With the enlistment of new manager/producer Joe Lustig, the group secured a new recording arrangement with Chrysalis Records and became a major group on the international scene in the mid-1970s. "Between 1972 and 1976 they were the group that most extensively and logically explored the folk-rock formula..., "claimed Dafydd Rees and Luke Crampton in the Encyclopedia of Rock Stars. Public acceptance of the group began to wane in the late 1970s when it began experimenting with reggae and heavier rock rhythms, according to Guinness.
After breaking up in 1978, the group reformed in 1980 and released Sails of Silver. Throughout the 1980s the group got together from time to time for reunion concerts and appearances at festivals, while Prior and Hart also pursued successful solo careers. Steeleye Span proved it was still a very viable group with its release of Timeon the Shanachie label in 1996. On the Dirty Linen website, reviewer Steve Winick said that the album "shows them to be much like the Steeleye Span of the mid-1970s, committed to combining traditional music with rock and roll in powerful and interesting ways."
Hark! the Village Wait, Shanachie, 1970.
Please to See the King, Shanachie, 1971.
Ten Man Top, Shanachie, 1971.
Below the Salt, Shanachie, 1972.
Parcel of Rogues, Shanachie, 1973.
Now We Are Six, BGO, 1974.
All Around My Hat, Shanachie, 1975.
Live at Last, Chrysalis, 1978.
Sails of Silver, Chrysalis, 1980.
Tempted and Tried, Shanachie, 1989.
Time, Shanachie, 1996.

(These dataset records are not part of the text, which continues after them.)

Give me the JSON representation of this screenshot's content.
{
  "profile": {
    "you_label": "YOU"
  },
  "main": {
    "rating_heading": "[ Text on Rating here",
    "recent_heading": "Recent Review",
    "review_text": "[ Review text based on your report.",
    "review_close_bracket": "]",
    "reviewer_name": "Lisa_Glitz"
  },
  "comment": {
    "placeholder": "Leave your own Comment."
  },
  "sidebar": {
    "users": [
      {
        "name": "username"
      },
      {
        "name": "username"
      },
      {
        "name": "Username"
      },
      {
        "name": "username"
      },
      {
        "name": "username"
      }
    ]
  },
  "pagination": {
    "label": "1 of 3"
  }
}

Clarke, Donald, editor, The Penguin Encyclopedia of Popular Music, Viking, 1989, p. 1116.
Larkin, Colin, editor, The Guinness Encyclopedia of Popular Music, Volume 5, Guinness Publishing, 1995, p. 3953.
Rees, Dafydd, and Luke Crampton, Encyclopedia of Rock Stars, Dorling Kindersley, 1996, p. 420.

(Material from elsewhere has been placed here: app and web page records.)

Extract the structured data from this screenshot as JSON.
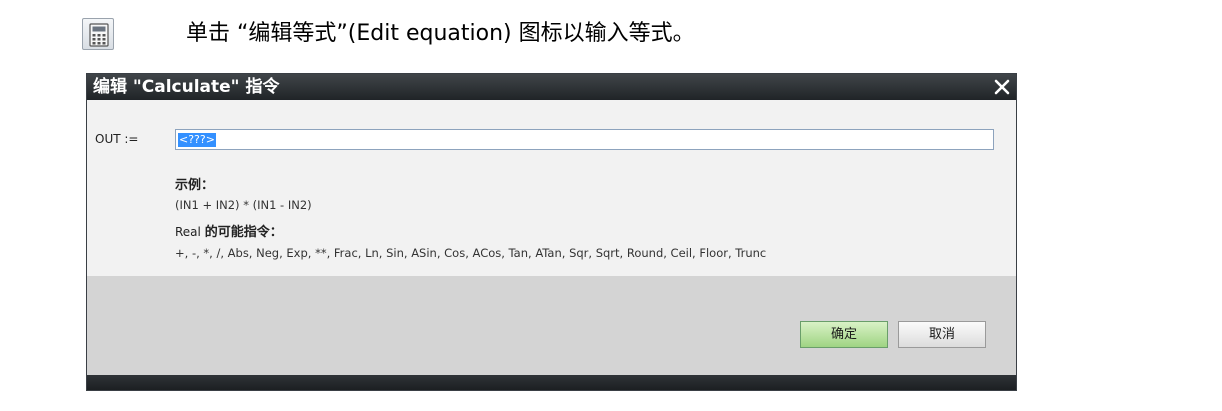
{
  "instruction": {
    "icon": "calculator-icon",
    "text": "单击 “编辑等式”(Edit equation) 图标以输入等式。"
  },
  "dialog": {
    "title": "编辑 \"Calculate\" 指令",
    "close_icon": "close-icon",
    "out_label": "OUT :=",
    "equation_value": "<???>",
    "example_heading": "示例：",
    "example_formula": "(IN1 + IN2) * (IN1 - IN2)",
    "real_prefix": "Real ",
    "real_heading": "的可能指令：",
    "operators": "+, -, *, /, Abs, Neg, Exp, **, Frac, Ln, Sin, ASin, Cos, ACos, Tan, ATan, Sqr, Sqrt, Round, Ceil, Floor, Trunc",
    "ok_label": "确定",
    "cancel_label": "取消"
  },
  "colors": {
    "titlebar": "#2b2f33",
    "selection": "#3390ff",
    "ok_button": "#a8d98c"
  }
}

Romanowski, Patricia, and Holly George-Warren, editors, The New Rolling Stone Encyclopedia of Rock & Roll, Rolling Stone Press, 1995, pp. 948-949.
Additional information for this profile was obtained from the liner notes of The Steeleye Span Story: Original Masters, a Chrysalis release, as well as the All-Music Guide, CD Universe, and Dirty Linen websites on the Internet.